Pupils in primary schools that are part of the Go! education network who do not speak Dutch at home are now allowed to speak their first languages on the school playground – and even in the classroom. This was previously against school policy, with all children being forced to speak Dutch at all times.
That policy was counterproductive, according to the Go! network, which manages dozens of primary schools in Brussels. “Pupils feel better when their mother tongue has a positive place in the school environment,” said director Raymonda Verdyck. “They then make a much easier transition to Dutch.”
The idea is to let children speak their own languages when they are not in class but to also be allowed to explain something to other pupils in their own language during lessons should the need arise.

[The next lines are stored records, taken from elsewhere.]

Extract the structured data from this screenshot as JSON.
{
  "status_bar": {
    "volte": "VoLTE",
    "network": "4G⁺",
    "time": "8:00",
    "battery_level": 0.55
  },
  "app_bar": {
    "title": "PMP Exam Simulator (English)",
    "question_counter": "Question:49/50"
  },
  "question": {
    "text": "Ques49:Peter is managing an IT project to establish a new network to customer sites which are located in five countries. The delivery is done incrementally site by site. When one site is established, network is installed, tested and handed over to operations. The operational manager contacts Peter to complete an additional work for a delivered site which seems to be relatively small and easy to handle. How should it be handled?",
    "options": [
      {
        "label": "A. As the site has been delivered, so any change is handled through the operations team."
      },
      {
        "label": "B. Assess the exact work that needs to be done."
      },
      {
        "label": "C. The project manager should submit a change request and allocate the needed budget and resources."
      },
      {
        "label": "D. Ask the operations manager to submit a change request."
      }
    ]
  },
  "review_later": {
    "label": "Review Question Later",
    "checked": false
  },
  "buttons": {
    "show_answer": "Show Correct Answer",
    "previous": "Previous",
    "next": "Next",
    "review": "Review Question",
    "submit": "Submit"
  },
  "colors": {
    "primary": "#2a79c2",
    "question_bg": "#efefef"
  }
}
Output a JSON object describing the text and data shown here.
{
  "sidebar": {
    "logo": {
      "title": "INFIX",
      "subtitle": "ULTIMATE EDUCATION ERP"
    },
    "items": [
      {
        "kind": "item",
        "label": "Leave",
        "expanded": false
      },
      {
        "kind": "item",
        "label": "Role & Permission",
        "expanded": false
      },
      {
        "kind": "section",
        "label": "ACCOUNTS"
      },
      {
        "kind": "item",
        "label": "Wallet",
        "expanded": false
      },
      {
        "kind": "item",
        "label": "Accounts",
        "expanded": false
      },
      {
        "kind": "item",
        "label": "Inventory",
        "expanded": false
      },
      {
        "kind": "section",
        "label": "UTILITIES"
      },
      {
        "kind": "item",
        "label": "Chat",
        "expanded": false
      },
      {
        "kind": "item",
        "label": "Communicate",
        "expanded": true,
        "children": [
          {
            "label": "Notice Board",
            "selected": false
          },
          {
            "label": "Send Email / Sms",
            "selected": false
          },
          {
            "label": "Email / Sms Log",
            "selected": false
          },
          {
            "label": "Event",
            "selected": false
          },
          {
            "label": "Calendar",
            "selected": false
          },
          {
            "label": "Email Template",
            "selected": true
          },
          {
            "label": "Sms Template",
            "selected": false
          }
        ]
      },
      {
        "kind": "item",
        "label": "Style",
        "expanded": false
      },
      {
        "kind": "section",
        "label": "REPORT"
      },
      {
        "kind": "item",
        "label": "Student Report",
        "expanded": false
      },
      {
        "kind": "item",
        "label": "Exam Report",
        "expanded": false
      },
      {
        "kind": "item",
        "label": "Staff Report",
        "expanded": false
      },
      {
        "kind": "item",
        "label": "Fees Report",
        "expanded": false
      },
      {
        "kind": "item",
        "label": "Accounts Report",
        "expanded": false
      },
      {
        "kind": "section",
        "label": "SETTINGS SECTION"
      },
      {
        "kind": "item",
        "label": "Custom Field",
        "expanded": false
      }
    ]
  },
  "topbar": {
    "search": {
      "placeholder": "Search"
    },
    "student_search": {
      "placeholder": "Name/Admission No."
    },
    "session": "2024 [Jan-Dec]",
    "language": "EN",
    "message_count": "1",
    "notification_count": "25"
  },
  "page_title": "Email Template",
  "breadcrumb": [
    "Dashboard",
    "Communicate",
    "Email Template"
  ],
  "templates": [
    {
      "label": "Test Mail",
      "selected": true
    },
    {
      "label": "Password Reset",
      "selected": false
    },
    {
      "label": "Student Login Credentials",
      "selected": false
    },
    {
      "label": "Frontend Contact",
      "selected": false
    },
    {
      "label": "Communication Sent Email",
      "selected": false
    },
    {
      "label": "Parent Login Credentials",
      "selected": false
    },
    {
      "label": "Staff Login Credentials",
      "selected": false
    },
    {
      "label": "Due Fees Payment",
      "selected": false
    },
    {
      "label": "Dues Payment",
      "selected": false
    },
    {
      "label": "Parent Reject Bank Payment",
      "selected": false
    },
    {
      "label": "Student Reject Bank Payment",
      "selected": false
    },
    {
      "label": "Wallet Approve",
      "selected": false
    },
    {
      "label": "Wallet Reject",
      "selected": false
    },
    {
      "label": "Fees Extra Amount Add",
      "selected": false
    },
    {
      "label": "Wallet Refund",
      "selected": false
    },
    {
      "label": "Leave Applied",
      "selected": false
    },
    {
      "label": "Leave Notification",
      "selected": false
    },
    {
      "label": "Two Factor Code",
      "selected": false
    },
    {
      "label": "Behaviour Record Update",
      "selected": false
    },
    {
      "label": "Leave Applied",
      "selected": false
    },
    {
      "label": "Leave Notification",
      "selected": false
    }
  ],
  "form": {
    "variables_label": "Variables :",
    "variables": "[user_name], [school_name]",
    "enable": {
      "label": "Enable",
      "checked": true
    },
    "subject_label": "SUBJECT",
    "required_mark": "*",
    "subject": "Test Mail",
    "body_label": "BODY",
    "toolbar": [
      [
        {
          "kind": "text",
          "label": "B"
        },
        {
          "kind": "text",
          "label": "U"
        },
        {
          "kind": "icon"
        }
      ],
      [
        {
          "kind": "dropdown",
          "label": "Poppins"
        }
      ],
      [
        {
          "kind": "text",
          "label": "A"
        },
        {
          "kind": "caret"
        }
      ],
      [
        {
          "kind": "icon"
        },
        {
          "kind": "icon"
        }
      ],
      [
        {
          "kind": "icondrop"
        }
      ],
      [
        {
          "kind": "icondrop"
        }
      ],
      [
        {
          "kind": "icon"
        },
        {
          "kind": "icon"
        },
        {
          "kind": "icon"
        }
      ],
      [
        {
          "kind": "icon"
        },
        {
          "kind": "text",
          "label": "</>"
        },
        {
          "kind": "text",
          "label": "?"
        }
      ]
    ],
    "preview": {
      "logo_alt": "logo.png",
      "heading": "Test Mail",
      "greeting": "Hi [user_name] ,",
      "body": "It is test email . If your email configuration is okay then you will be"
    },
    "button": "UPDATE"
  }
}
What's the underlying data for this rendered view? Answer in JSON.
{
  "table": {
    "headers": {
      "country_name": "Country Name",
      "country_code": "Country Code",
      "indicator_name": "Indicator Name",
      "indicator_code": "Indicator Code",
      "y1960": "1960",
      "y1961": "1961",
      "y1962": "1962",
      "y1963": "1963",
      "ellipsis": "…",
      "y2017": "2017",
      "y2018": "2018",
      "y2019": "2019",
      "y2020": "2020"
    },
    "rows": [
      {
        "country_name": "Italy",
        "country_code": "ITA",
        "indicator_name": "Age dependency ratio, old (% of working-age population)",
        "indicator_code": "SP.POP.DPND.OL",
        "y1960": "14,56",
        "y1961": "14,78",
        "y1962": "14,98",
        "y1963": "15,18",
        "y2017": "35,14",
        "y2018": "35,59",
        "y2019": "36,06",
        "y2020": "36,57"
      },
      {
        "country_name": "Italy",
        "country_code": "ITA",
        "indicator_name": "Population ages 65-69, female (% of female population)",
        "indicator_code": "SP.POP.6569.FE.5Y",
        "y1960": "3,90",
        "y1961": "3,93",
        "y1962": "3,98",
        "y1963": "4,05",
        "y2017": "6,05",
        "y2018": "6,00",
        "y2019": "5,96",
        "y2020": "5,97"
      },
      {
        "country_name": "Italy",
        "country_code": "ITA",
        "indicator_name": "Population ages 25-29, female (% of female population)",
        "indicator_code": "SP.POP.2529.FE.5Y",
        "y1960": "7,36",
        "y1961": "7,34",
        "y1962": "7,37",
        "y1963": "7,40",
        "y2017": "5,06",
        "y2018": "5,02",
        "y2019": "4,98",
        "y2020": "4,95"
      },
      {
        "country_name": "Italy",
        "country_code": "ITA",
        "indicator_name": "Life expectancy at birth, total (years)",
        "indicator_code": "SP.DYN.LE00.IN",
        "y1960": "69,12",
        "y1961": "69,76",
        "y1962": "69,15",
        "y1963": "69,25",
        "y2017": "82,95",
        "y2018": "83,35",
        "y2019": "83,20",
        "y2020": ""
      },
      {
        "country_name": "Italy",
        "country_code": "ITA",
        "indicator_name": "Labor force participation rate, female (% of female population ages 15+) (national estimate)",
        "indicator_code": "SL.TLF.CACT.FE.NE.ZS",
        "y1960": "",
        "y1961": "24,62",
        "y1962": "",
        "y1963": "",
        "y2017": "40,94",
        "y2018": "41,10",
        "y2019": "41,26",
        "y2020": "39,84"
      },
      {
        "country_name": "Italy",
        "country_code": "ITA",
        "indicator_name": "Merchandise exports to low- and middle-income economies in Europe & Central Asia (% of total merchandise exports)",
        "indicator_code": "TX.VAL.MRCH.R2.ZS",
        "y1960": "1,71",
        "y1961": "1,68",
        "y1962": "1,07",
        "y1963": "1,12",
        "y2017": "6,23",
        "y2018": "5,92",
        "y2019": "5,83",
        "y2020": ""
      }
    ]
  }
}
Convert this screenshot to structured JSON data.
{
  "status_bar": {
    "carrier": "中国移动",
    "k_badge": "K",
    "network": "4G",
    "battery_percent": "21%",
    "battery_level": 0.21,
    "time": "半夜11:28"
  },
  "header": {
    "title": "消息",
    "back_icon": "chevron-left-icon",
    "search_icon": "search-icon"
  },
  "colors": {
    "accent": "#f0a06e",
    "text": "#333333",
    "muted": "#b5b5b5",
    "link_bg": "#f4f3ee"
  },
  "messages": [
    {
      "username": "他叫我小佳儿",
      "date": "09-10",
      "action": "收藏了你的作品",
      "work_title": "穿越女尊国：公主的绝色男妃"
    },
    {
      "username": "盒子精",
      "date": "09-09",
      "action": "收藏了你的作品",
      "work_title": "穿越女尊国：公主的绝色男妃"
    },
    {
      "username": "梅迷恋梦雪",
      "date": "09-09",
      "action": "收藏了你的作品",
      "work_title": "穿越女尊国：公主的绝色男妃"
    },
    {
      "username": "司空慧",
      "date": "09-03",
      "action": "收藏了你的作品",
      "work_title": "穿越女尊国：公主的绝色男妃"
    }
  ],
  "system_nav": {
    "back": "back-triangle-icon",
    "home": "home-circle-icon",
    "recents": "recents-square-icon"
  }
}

If they are involved in a group project and discuss it in their mother tongues, that would also be OK, for example, as long as the project was then presented to the class in Dutch.
“Standard Dutch will of course remain the language in which all lessons are given,” said Verdyck. “The intention is that all pupils become fluent in Dutch when at school.”
The other two school networks are also developing more flexible policies when it comes to language rules at school. Flemish education minister Hilde Crevits supports the changes as long as Dutch remains the official language of instruction, she said.
Photo courtesy Catholic Education Network